You will begin working with patients immediately after your first year. When you learn something new, we want you to be as close to the application of that knowledge as possible.
Throughout the second and third years, you will have a total of six months of patient-care activities alternating with School-based courses and activities.
We plan to complement your experiences with self-directed online learning tools addressing contemporary therapeutics. A key advantage of this approach is that you’ll be learning things in the classroom just in time to apply them in the real world.
Alternating with your patient-care immersion experiences, you will spend blocks of time back on campus. During these School-based blocks, you will engage in problem-based learning in pharmacotherapeutic decision-making that integrates advanced clinical pharmacology and pharmacokinetics. We also set aside time for you to study emerging topics and take elective courses.
Beginning in the third semester, you will participate in a project designed to foster inquiry, critical thinking and innovation. This experience focuses on real-world problems and shows you that there is a common process for identifying and framing problems so that you can develop effective solutions.

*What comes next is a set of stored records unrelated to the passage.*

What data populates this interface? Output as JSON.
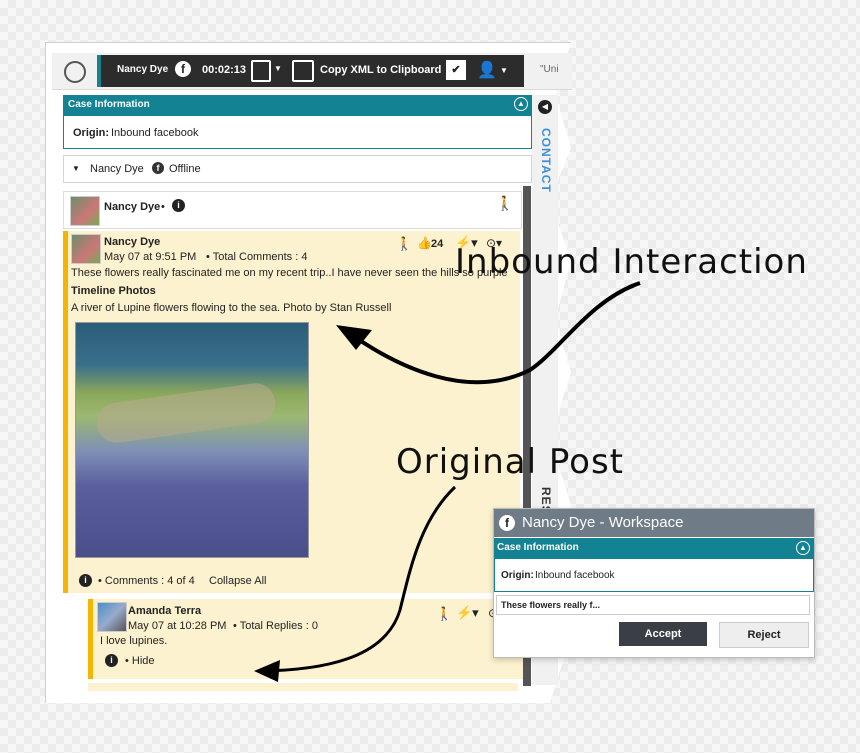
{
  "toolbar": {
    "contact_name": "Nancy Dye",
    "timer": "00:02:13",
    "copy_xml_label": "Copy XML to Clipboard",
    "next_tab_preview": "\"Uni"
  },
  "case_info": {
    "header": "Case Information",
    "origin_label": "Origin:",
    "origin_value": "Inbound facebook"
  },
  "contact_bar": {
    "name": "Nancy Dye",
    "status": "Offline"
  },
  "profile_row": {
    "name": "Nancy Dye",
    "dot": "•"
  },
  "post": {
    "author": "Nancy Dye",
    "date": "May 07 at 9:51 PM",
    "total_comments": "• Total Comments :  4",
    "likes": "24",
    "text": "These flowers really fascinated me on my recent trip..I have never seen the hills so purple :)",
    "album": "Timeline Photos",
    "caption": "A river of Lupine flowers flowing to the sea. Photo by Stan Russell",
    "comments_count": "• Comments :  4 of 4",
    "collapse": "Collapse All"
  },
  "comment": {
    "author": "Amanda Terra",
    "date": "May 07 at 10:28 PM",
    "total_replies": "• Total Replies :  0",
    "text": "I love lupines.",
    "hide": "• Hide"
  },
  "annotations": {
    "inbound": "Inbound Interaction",
    "original": "Original Post"
  },
  "sidebar": {
    "contact_tab": "CONTACT",
    "res_tab": "RES"
  },
  "workspace_popup": {
    "title": "Nancy Dye - Workspace",
    "case_header": "Case Information",
    "origin_label": "Origin:",
    "origin_value": "Inbound facebook",
    "preview": "These flowers really f...",
    "accept": "Accept",
    "reject": "Reject"
  },
  "colors": {
    "teal": "#138292",
    "post_bg": "#fdf2cf",
    "post_accent": "#f4b400",
    "toolbar_dark": "#2c2c2c"
  }
}
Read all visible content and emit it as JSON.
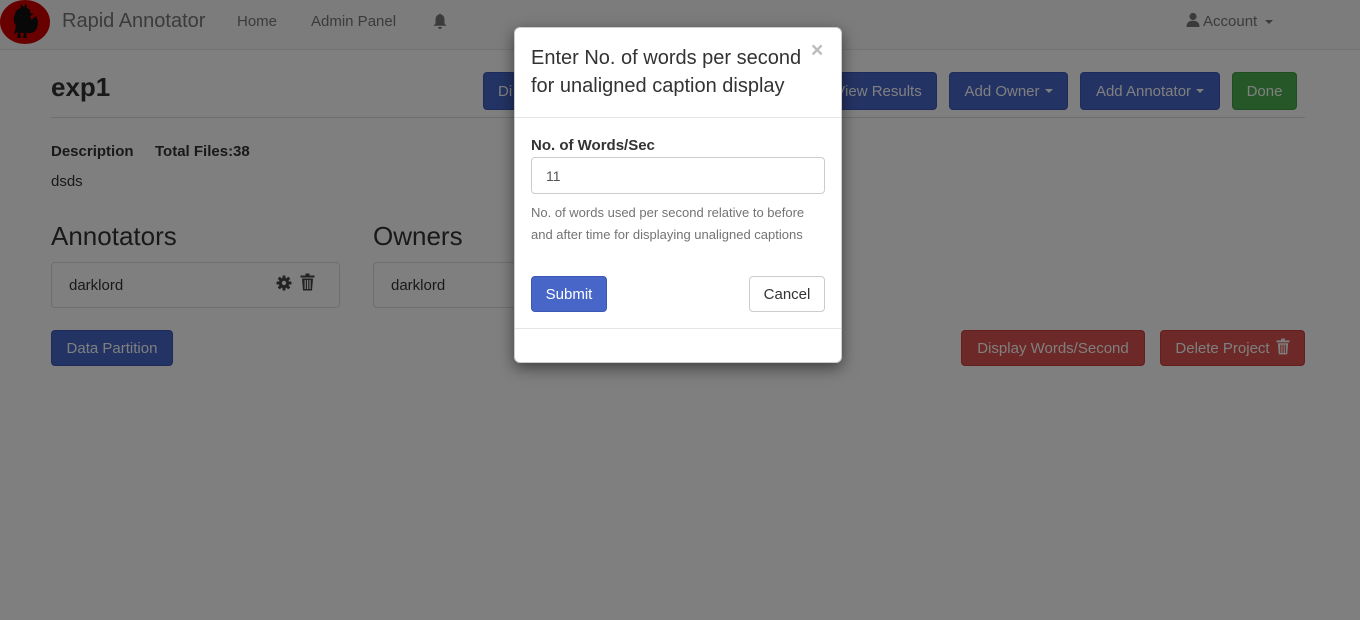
{
  "navbar": {
    "brand": "Rapid Annotator",
    "links": [
      "Home",
      "Admin Panel"
    ],
    "account": "Account"
  },
  "project": {
    "title": "exp1",
    "description_label": "Description",
    "total_files_label": "Total Files:38",
    "description": "dsds"
  },
  "toolbar": {
    "display_partial": "Di",
    "view_results": "View Results",
    "add_owner": "Add Owner",
    "add_annotator": "Add Annotator",
    "done": "Done"
  },
  "annotators": {
    "title": "Annotators",
    "items": [
      "darklord"
    ]
  },
  "owners": {
    "title": "Owners",
    "items": [
      "darklord"
    ]
  },
  "actions": {
    "data_partition": "Data Partition",
    "display_words_second": "Display Words/Second",
    "delete_project": "Delete Project"
  },
  "modal": {
    "title": "Enter No. of words per second for unaligned caption display",
    "close": "×",
    "field_label": "No. of Words/Sec",
    "field_value": "11",
    "help": "No. of words used per second relative to before and after time for displaying unaligned captions",
    "submit": "Submit",
    "cancel": "Cancel"
  },
  "colors": {
    "primary": "#4766c8",
    "success": "#4caf50",
    "danger": "#d9534f",
    "logo": "#d10000"
  }
}
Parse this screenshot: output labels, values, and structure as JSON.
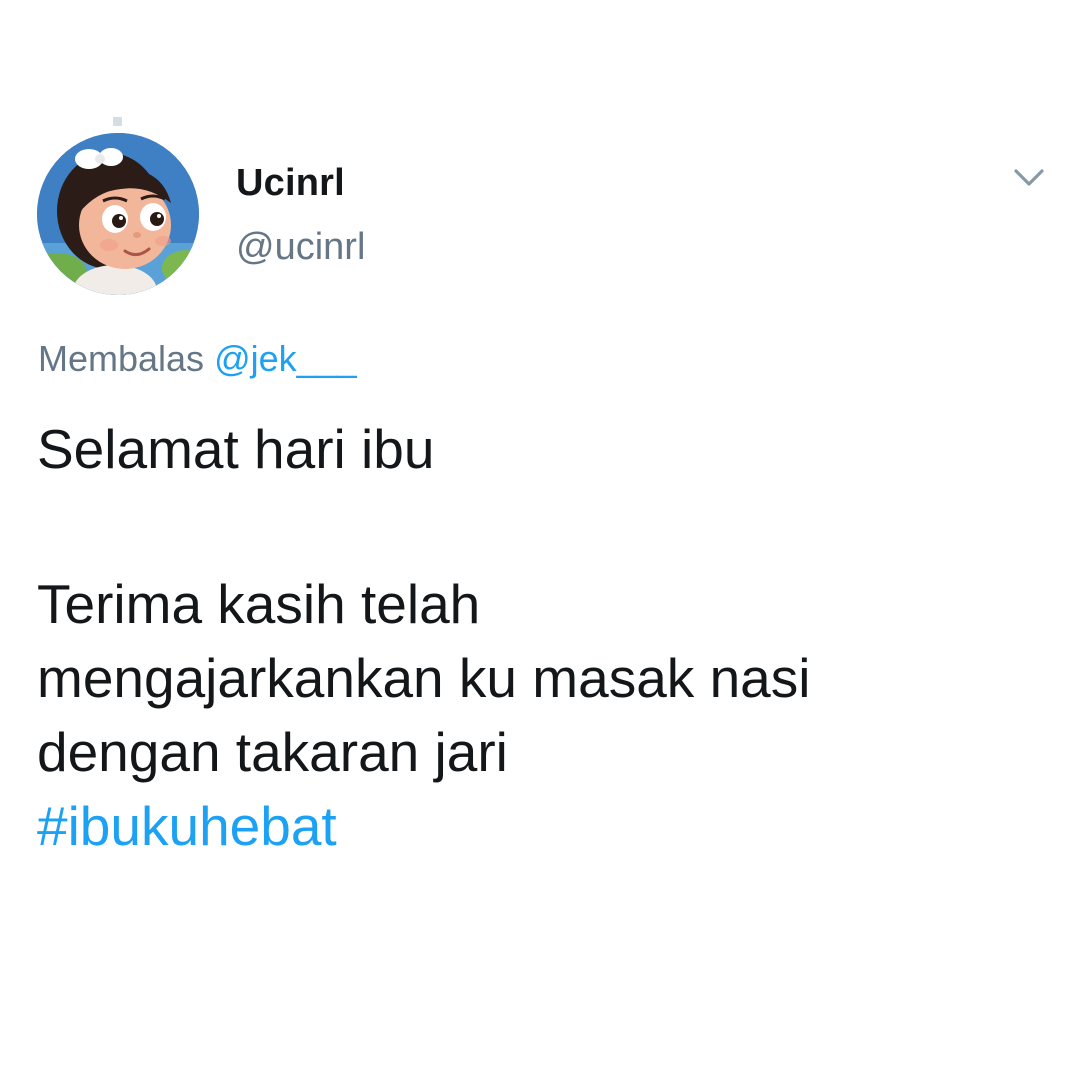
{
  "tweet": {
    "author": {
      "display_name": "Ucinrl",
      "handle": "@ucinrl",
      "avatar_icon": "cartoon-girl-avatar"
    },
    "menu_icon": "chevron-down-icon",
    "reply": {
      "prefix": "Membalas",
      "mention": "@jek___"
    },
    "text": {
      "line1": "Selamat hari ibu",
      "line2": "Terima kasih telah",
      "line3": "mengajarkankan ku masak nasi",
      "line4": "dengan takaran jari",
      "hashtag": "#ibukuhebat"
    },
    "colors": {
      "link": "#1da1f2",
      "secondary_text": "#657786",
      "primary_text": "#14171a"
    }
  }
}
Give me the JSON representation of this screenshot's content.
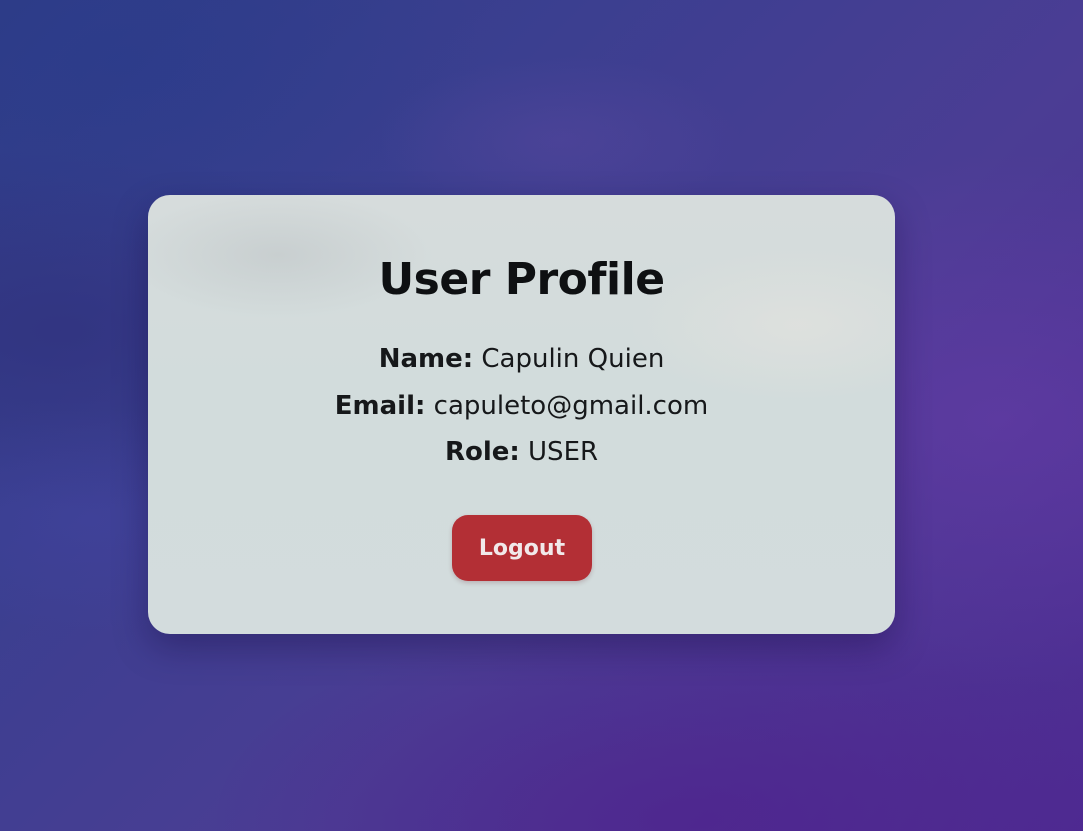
{
  "profile": {
    "title": "User Profile",
    "fields": {
      "name_label": "Name:",
      "name_value": "Capulin Quien",
      "email_label": "Email:",
      "email_value": "capuleto@gmail.com",
      "role_label": "Role:",
      "role_value": "USER"
    },
    "logout_label": "Logout"
  },
  "colors": {
    "accent_button": "#b32f35",
    "card_background": "#d3dcdd",
    "page_background": "#3b3f90"
  }
}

Our goal is to train your mind to naturally seek solutions to problems you encounter in order to address society’s needs through innovation. This positions you to be a curious and creative professional, change agent and leader. These “habits of mind” and problem-solving abilities will define you as an inquisitive and scholarly practitioner ready to take on the challenges of a rapidly changing health-care world.
Think About It
Learning by doing is an incomplete proposition. What really enables you to learn is reflection. In other words, you have to do and then think about what you did.
Setting aside time to talk about what you’ve seen, done, and learned with professors, preceptors and peers is a crucial step in the learning process.
Our immersive, experiential learning opportunities are complemented by mentored reflection on patient-care and health-system experiences. In addition to reflection, your time back on campus provides opportunities for other faculty-mentored activities, including the following:
- Integration and connection of foundational and pharmacotherapy knowledge to patient care
- Exposure to advanced concepts, emerging topics, and leadership and professional development
- Elective course work
- Individualized career-path exploration
During the fourth year of the curriculum, you leave the classroom behind and immerse yourself in advanced patient care. This is your opportunity to mature in your approach to pharmacy practice and gain a wide variety of experience to help you bring your intended career path into focus.
During this year, you are primarily engaged in clinical-practice experiences beginning in May for a total duration of ten months. You will practice in outpatient ambulatory settings and inpatient health-system settings, applying your knowledge and skills to improve patient care and health-care delivery. In addition, nearly one-third of your fourth-year experiences will be elective opportunities of your choice.
“A Renaissance in Pharmacy Education at the University of North Carolina at Chapel Hill”
North Carolina Medical Journal, January/February 2014
“The Flipped Classroom: A Course Redesign to Foster Learning and Engagement in a Health Professions School”
Academic Medicine, February 2014
“Transforming a Large-Class Lecture Course to a Smaller-Group Interactive Course”
American Journal of Pharmacy Education, November 2010
Why Change Is Needed
Institute of Medicine of the National Academies, 2007″Transforming Health Care: A Safety Imperative”
Quality and Safety in Health Care, December 2009
Calls for Change
“Calls for Reform of Medical Education by the Carnegie Foundation for the Advancement of Teaching: 1910 and 2010”
Academic Medicine, February 2010
“Preparing Medical Students for the Continual Improvement of Health and Health Care: Abraham Flexner and the New ‘Public Interest’”
Academic Medicine, September 2010
The Employer Perspective
“It Takes More than a Major: Employer Priorities for College Learning and Student Success” (PDF)
Association of American Colleges and Universities, April 2013